Tuesday 17 July 2012

Romney and Obama: it's just not fair

A very quick post to relay some news that is making waves over the pond where copyright has reached presidential levels.

As part of his presidential campaign Mitt Romney recently released an advert on YouTube including a clip of President Obama singing one line of Al Green's "Let's Stay Together". The Obama clip is 9 seconds long. You can watch a longer version here.

This use of Al Green's work prompted BMG to issue a takedown notice causing YouTube to remove the advert from its site. Of course the political ramifications of the decision can be argued at great length, and commentators have used the takedown as evidence of all sorts of allegiances, however the fundamental question is whether using 9 seconds of a song in a political campaign constitutes fair use.

The short answer: there is no definition of the meaning of "fair" in the US and there is no single threshold above which use becomes unfair. Instead the courts look at a number of  factors including the amount of the work used, as well as the purpose of the use. In this instance it seems that YouTube was right to remove the content as following Henley v. DeVore, 733 F.Supp.2d 1144 (C.D. Cal. 2010) use by a political campaign of a song protected by copyright is not fair.
What would happen if Cameron employed similar tactics? The mind boggles…

1 comment:

Sandy Crawley said...

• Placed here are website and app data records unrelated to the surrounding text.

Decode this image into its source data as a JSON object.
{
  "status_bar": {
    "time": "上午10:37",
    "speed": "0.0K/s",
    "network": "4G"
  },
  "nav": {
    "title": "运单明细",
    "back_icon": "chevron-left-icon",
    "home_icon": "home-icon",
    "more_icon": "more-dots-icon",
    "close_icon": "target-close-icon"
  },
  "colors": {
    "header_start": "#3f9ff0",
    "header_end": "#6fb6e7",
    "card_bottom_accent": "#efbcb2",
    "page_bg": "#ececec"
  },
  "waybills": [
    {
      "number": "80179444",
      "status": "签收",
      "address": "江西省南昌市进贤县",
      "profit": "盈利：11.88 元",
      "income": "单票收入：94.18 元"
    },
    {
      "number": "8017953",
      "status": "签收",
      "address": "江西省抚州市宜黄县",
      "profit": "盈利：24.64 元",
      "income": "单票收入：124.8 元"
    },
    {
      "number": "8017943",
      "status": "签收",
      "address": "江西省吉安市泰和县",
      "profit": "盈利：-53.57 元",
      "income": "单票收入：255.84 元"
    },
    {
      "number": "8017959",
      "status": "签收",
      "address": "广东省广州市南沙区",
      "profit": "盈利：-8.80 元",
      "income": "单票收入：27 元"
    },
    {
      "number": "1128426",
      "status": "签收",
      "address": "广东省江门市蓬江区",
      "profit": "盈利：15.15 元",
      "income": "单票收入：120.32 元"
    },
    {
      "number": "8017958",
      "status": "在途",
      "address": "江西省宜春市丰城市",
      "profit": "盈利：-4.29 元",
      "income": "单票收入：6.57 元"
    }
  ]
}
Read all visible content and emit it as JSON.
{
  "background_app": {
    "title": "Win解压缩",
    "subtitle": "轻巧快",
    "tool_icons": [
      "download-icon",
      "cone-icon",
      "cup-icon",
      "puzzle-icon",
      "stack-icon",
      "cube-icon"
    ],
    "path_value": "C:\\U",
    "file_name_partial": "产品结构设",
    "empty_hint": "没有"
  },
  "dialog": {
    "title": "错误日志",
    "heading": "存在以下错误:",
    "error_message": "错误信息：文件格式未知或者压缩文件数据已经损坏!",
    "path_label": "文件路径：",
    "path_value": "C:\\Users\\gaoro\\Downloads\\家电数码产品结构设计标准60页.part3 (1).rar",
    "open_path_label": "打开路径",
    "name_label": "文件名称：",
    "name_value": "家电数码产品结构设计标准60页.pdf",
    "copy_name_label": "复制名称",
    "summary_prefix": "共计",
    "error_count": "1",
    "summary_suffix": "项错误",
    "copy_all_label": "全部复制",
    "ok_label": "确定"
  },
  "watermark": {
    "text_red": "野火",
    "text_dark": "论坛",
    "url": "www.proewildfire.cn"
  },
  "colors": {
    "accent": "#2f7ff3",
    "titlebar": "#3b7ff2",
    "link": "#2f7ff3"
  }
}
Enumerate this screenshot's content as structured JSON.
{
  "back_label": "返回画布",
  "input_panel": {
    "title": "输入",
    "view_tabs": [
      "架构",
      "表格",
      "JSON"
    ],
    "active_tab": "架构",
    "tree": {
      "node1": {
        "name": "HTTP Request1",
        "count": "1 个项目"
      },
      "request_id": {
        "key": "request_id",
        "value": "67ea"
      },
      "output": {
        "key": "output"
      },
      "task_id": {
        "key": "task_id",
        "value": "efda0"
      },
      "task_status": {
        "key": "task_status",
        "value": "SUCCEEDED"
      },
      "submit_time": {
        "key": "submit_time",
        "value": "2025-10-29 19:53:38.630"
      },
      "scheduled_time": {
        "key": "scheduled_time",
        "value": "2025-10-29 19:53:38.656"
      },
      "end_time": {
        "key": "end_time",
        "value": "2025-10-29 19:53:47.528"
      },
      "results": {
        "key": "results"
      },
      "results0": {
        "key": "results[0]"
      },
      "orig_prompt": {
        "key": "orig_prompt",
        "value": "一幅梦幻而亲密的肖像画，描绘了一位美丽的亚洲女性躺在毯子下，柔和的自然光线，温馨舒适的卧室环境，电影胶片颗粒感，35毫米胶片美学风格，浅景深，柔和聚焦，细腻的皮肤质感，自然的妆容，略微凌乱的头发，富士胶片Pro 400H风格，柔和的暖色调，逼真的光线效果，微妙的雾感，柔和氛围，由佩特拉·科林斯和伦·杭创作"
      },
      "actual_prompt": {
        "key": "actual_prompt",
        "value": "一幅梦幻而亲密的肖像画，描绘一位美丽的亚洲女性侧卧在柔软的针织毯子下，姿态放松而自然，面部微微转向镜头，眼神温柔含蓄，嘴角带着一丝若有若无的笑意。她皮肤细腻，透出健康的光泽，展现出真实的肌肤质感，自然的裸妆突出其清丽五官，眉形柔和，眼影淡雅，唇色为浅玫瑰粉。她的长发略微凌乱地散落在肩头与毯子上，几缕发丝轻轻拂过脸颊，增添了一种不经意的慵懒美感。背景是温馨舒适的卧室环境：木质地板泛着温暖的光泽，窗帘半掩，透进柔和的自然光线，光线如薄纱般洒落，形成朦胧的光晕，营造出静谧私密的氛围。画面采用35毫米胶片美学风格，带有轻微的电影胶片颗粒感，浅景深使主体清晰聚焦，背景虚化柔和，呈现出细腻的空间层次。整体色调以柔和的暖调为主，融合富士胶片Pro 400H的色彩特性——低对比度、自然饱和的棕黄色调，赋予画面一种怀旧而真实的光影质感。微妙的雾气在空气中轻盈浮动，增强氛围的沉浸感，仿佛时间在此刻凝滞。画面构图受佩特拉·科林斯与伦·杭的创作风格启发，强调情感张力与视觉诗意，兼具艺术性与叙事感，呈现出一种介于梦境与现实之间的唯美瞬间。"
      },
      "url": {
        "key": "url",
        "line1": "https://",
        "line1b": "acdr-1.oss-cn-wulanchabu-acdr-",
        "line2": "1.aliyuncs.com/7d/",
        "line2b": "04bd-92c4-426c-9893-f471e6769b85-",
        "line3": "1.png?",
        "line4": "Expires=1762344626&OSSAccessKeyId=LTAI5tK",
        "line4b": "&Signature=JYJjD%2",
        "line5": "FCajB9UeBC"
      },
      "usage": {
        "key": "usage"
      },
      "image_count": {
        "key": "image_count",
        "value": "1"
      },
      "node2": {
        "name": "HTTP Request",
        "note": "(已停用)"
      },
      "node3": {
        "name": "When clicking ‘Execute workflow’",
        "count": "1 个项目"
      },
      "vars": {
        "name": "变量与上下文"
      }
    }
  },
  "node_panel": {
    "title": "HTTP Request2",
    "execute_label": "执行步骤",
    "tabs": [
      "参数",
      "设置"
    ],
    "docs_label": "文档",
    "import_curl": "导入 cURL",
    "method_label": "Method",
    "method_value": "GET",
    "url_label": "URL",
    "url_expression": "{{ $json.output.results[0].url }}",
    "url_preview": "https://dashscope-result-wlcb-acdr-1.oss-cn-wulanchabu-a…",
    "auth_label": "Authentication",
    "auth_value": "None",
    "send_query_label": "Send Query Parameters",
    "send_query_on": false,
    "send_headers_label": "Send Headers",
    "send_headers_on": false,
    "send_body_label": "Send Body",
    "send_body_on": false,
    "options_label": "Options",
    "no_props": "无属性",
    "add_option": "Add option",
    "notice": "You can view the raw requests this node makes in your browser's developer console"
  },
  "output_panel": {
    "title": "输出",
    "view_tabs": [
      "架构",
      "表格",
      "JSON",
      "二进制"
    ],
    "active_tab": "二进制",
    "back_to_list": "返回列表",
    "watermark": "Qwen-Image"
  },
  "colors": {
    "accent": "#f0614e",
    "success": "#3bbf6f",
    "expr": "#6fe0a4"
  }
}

Cameron would probably select some ancient work, no one more contemporary than Ivor Novello, that is in the public domain. Although he might be tempted to use dead rock stars who can't sue....